__HOW TO COMPLETE THIS TASK__: When you have gone through the records below, state only how many lines include the word "label".

__RECORDS SHOWN__:

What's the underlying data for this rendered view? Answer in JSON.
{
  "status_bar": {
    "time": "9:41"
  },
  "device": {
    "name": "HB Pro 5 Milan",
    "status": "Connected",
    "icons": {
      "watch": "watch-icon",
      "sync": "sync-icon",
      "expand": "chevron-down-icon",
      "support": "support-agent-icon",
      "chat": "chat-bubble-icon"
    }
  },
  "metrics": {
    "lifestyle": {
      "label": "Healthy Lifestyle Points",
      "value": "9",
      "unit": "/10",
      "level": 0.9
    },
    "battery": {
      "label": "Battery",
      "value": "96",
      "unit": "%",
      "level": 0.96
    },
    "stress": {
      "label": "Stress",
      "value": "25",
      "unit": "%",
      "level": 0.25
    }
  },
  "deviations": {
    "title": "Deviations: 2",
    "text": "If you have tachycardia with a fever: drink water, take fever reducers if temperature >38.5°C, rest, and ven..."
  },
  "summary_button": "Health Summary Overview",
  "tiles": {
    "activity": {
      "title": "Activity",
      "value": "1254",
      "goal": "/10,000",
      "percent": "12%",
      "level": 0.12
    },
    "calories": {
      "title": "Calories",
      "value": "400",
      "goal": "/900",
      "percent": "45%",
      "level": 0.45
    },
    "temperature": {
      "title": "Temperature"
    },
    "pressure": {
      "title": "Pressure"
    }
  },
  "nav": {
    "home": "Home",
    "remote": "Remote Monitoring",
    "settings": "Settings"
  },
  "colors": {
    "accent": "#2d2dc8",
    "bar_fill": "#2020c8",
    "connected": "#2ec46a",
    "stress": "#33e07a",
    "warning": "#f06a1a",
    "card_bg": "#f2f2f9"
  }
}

__WRITTEN ANSWER__: 3